I hailed a taxi a half-kilometer down the road, with a blink of the eye--a blink the driver honored, as he waved away a woman and a man who began to open the door.
I ran down and waved them back. "Do you want to share the taxi?" I said.
The woman--a well-dressed jolly French woman, in pearl earrings and a scarf, beamed in delight. "Why of course!"
"But I am going to the Egyptian Museum. Did you want to go there as well?"
"Why not?" she laughed. "We were going to go there eventually."
So we bounded in.
"First," she said, turning to me with shining blue eyes. "Merry Christmas!"
"Merry Christmas to you," I said. "And how long are you staying in Egypt?"
"48 hours! And you're coming all the way from Paris!"
"We do this every year," she said with a grin. "Ever since we lost our other son. 48 hours at Christmas in another place."
I assumed the young man in the front seat, a big gangly and handsome, was not her husband, but the other son.
"But what do you see in Egypt in 48 hours?"
"Oh we came to see the Sphinx," she laughed--while her son grinned and turned his head and concurred. "Our hotel is right there, where you met us, in front of the sphinx, so we saw him lit up at night when we arrived last night. Splendid!"
"And your other son?"
Her other son was seven, when she lost him: he died of cancer, she said, with a small grimace.
"Poor little boy!" I said.
"Yes, but he taught us so much."
"What did he teach you?"
"To be strong," she smiled. "You know kids have something. They don't know what is happening, but they just live, day by day."
"Did he understand?"
Her voice raised in excitement. "I don't know if you believe in this--this mystery side of life--but it was quite curious, a month before he died, he said to me: Mother, I want to be christened. Out of the blue. And he asked me to find a cross with a Jesus engraved on it. 'I want to chat with Jesus,' he said, just like that. Imagine that. 'I want to chat with Jesus!' And where was I going to find a cross with a Jesus engraved on top that he could speak to?"
She fingered her pendant: there it was, Jesus in bas relief on a silver cross.
"He must have been a happy boy," I said.
"Oh yes, he was he a happy boy!" she said--and her eyes shone, a bit bright.
"How strange, though. Seven years! And then he is gone!"

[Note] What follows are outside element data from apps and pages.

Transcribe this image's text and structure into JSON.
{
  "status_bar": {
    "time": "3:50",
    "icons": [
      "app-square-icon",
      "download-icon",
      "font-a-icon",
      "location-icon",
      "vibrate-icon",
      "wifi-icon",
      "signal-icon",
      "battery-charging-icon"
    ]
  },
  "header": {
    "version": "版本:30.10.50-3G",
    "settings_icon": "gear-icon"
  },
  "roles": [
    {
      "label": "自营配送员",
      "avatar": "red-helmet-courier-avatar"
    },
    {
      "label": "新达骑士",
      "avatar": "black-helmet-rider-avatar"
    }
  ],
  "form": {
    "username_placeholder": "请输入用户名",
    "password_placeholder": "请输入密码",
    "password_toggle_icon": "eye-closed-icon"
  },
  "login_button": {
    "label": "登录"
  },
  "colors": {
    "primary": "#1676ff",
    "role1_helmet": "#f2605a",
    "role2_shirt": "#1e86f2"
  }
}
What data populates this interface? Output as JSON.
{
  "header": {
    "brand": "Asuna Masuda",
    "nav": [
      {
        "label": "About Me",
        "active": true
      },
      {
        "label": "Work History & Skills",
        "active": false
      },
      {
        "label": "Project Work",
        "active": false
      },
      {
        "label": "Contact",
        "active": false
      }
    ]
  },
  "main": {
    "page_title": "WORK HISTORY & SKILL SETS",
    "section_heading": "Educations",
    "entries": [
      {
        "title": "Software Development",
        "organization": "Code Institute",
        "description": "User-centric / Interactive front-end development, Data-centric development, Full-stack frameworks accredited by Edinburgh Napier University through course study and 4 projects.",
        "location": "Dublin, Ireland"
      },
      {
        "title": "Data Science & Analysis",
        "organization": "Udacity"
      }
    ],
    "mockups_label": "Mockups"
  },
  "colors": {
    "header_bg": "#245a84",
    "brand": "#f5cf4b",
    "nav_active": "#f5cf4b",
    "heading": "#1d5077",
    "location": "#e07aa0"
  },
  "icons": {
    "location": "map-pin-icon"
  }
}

"Oh yes it is so strange!" she smiled gaily. "What a gift! What a gift he was to pass through our lives!"
So every Christmas they had another country for 48 hours--last year Florence, and another time Venice, and right when he died--oh that time was Easter, she said--they went to New York.
Indeed, early in her conversation, she had extolled the Met for its original art exhibits, after I had said that the French do them best: we had both gone to the same "Napolean in Egypt" exhibit in Paris, the day before. She agreed: it was a fantastic exhibit, so focused: Napolean became famous for his expedition in Egypt, although--as few know--he had lost!
"Chased out!" she added.
And it turned out we both lived in Paris, on opposite ends, although she was about to move, she said, right in the new year. A man she had taken care of once upon a time had surprised her by bequeathing her his Eiffel Tower view apartment when he died.
"Ah life has surprises!" she said--her face crinkling in a mixture of sadness and joy. "Sometimes bad, and sometimes good!"
"So you find life has surprises?" I said.
"But every day is a surprise!"
Indeed, we were taxi-ing over the bridge of the Nile, and our Egyptian taxi driver had just put in a cassette of South American salsa, quite an unusual Christmas moment!
At the Egyptian Museum, I complained that perhaps I had negotiated poorly for us, at 40 Egyptian pounds for the ride, as the meter read only 24.
"Oh, but look--our conversation was free! And that was the best part!"
We bounded out into the busy street-- "Merry Christmas!" we cheered--and off we went to look at the ancient pharaohs.